Task objective -
Go through the records below and write each one out again unchanged.

App and web page records
== Segment start ==
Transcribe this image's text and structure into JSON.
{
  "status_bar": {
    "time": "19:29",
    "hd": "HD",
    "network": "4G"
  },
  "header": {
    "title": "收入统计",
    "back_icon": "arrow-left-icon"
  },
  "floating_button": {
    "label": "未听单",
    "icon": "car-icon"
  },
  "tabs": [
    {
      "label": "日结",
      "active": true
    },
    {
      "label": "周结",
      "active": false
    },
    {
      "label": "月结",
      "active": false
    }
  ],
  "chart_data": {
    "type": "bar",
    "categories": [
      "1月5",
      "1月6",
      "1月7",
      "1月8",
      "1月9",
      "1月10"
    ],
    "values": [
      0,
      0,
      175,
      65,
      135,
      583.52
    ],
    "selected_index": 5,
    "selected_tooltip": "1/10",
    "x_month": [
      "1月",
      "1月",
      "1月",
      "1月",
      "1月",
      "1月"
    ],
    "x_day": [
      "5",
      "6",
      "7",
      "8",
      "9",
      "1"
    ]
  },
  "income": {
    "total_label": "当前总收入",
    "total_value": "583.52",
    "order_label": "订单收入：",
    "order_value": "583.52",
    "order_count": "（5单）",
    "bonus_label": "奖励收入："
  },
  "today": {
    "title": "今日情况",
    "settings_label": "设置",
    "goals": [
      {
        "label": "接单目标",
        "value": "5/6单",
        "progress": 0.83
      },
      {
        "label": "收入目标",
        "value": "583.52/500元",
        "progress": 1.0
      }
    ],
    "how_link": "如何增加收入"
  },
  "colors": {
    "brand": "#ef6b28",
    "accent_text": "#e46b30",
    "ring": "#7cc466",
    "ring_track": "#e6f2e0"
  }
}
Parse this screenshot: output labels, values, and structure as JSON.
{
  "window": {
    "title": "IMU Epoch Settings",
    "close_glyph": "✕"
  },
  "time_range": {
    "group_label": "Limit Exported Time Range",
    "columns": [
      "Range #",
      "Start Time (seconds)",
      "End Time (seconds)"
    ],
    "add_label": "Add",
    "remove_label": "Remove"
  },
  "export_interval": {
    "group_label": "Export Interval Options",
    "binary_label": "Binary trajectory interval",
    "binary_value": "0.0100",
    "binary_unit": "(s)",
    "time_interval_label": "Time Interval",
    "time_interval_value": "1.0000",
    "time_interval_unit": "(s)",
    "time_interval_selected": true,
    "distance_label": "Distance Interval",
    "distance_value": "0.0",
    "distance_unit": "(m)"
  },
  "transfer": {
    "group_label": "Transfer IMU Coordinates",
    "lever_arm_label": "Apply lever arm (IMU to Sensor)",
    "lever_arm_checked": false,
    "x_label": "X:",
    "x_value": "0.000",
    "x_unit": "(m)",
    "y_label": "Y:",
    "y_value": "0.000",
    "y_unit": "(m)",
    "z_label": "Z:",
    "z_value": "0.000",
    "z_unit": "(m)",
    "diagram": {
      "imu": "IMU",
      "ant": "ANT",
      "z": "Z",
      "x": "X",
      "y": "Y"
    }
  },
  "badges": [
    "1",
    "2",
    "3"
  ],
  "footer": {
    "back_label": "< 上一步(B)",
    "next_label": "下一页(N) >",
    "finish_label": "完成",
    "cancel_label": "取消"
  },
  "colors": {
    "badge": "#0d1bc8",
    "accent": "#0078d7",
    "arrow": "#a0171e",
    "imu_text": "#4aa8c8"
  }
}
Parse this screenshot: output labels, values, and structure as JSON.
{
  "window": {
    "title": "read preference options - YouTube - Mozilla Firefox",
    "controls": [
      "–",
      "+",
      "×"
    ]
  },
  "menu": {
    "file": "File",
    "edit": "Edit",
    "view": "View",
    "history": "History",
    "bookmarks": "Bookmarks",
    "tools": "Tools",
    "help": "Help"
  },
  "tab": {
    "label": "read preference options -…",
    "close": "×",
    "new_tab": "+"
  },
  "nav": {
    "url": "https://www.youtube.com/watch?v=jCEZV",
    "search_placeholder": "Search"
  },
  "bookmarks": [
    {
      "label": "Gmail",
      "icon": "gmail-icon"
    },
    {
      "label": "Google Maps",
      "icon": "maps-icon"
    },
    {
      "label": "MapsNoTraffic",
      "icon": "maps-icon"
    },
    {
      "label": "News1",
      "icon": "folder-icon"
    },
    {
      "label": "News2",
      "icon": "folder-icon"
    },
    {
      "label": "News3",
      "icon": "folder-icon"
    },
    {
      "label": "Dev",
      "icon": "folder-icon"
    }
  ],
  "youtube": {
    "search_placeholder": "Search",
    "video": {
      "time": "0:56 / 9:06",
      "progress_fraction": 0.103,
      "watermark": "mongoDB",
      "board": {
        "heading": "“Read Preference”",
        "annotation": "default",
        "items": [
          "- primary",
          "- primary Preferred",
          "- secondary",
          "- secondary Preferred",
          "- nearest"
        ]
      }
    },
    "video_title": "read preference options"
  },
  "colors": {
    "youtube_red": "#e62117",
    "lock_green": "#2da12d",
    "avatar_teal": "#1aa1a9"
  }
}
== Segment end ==
Exercise output -
Transcribe this image's text and structure into JSON.
{
  "status_bar": {
    "time": "19:29",
    "hd": "HD",
    "network": "4G"
  },
  "header": {
    "title": "收入统计",
    "back_icon": "arrow-left-icon"
  },
  "floating_button": {
    "label": "未听单",
    "icon": "car-icon"
  },
  "tabs": [
    {
      "label": "日结",
      "active": true
    },
    {
      "label": "周结",
      "active": false
    },
    {
      "label": "月结",
      "active": false
    }
  ],
  "chart_data": {
    "type": "bar",
    "categories": [
      "1月5",
      "1月6",
      "1月7",
      "1月8",
      "1月9",
      "1月10"
    ],
    "values": [
      0,
      0,
      175,
      65,
      135,
      583.52
    ],
    "selected_index": 5,
    "selected_tooltip": "1/10",
    "x_month": [
      "1月",
      "1月",
      "1月",
      "1月",
      "1月",
      "1月"
    ],
    "x_day": [
      "5",
      "6",
      "7",
      "8",
      "9",
      "1"
    ]
  },
  "income": {
    "total_label": "当前总收入",
    "total_value": "583.52",
    "order_label": "订单收入：",
    "order_value": "583.52",
    "order_count": "（5单）",
    "bonus_label": "奖励收入："
  },
  "today": {
    "title": "今日情况",
    "settings_label": "设置",
    "goals": [
      {
        "label": "接单目标",
        "value": "5/6单",
        "progress": 0.83
      },
      {
        "label": "收入目标",
        "value": "583.52/500元",
        "progress": 1.0
      }
    ],
    "how_link": "如何增加收入"
  },
  "colors": {
    "brand": "#ef6b28",
    "accent_text": "#e46b30",
    "ring": "#7cc466",
    "ring_track": "#e6f2e0"
  }
}
Parse this screenshot: output labels, values, and structure as JSON.
{
  "window": {
    "title": "IMU Epoch Settings",
    "close_glyph": "✕"
  },
  "time_range": {
    "group_label": "Limit Exported Time Range",
    "columns": [
      "Range #",
      "Start Time (seconds)",
      "End Time (seconds)"
    ],
    "add_label": "Add",
    "remove_label": "Remove"
  },
  "export_interval": {
    "group_label": "Export Interval Options",
    "binary_label": "Binary trajectory interval",
    "binary_value": "0.0100",
    "binary_unit": "(s)",
    "time_interval_label": "Time Interval",
    "time_interval_value": "1.0000",
    "time_interval_unit": "(s)",
    "time_interval_selected": true,
    "distance_label": "Distance Interval",
    "distance_value": "0.0",
    "distance_unit": "(m)"
  },
  "transfer": {
    "group_label": "Transfer IMU Coordinates",
    "lever_arm_label": "Apply lever arm (IMU to Sensor)",
    "lever_arm_checked": false,
    "x_label": "X:",
    "x_value": "0.000",
    "x_unit": "(m)",
    "y_label": "Y:",
    "y_value": "0.000",
    "y_unit": "(m)",
    "z_label": "Z:",
    "z_value": "0.000",
    "z_unit": "(m)",
    "diagram": {
      "imu": "IMU",
      "ant": "ANT",
      "z": "Z",
      "x": "X",
      "y": "Y"
    }
  },
  "badges": [
    "1",
    "2",
    "3"
  ],
  "footer": {
    "back_label": "< 上一步(B)",
    "next_label": "下一页(N) >",
    "finish_label": "完成",
    "cancel_label": "取消"
  },
  "colors": {
    "badge": "#0d1bc8",
    "accent": "#0078d7",
    "arrow": "#a0171e",
    "imu_text": "#4aa8c8"
  }
}
Parse this screenshot: output labels, values, and structure as JSON.
{
  "window": {
    "title": "read preference options - YouTube - Mozilla Firefox",
    "controls": [
      "–",
      "+",
      "×"
    ]
  },
  "menu": {
    "file": "File",
    "edit": "Edit",
    "view": "View",
    "history": "History",
    "bookmarks": "Bookmarks",
    "tools": "Tools",
    "help": "Help"
  },
  "tab": {
    "label": "read preference options -…",
    "close": "×",
    "new_tab": "+"
  },
  "nav": {
    "url": "https://www.youtube.com/watch?v=jCEZV",
    "search_placeholder": "Search"
  },
  "bookmarks": [
    {
      "label": "Gmail",
      "icon": "gmail-icon"
    },
    {
      "label": "Google Maps",
      "icon": "maps-icon"
    },
    {
      "label": "MapsNoTraffic",
      "icon": "maps-icon"
    },
    {
      "label": "News1",
      "icon": "folder-icon"
    },
    {
      "label": "News2",
      "icon": "folder-icon"
    },
    {
      "label": "News3",
      "icon": "folder-icon"
    },
    {
      "label": "Dev",
      "icon": "folder-icon"
    }
  ],
  "youtube": {
    "search_placeholder": "Search",
    "video": {
      "time": "0:56 / 9:06",
      "progress_fraction": 0.103,
      "watermark": "mongoDB",
      "board": {
        "heading": "“Read Preference”",
        "annotation": "default",
        "items": [
          "- primary",
          "- primary Preferred",
          "- secondary",
          "- secondary Preferred",
          "- nearest"
        ]
      }
    },
    "video_title": "read preference options"
  },
  "colors": {
    "youtube_red": "#e62117",
    "lock_green": "#2da12d",
    "avatar_teal": "#1aa1a9"
  }
}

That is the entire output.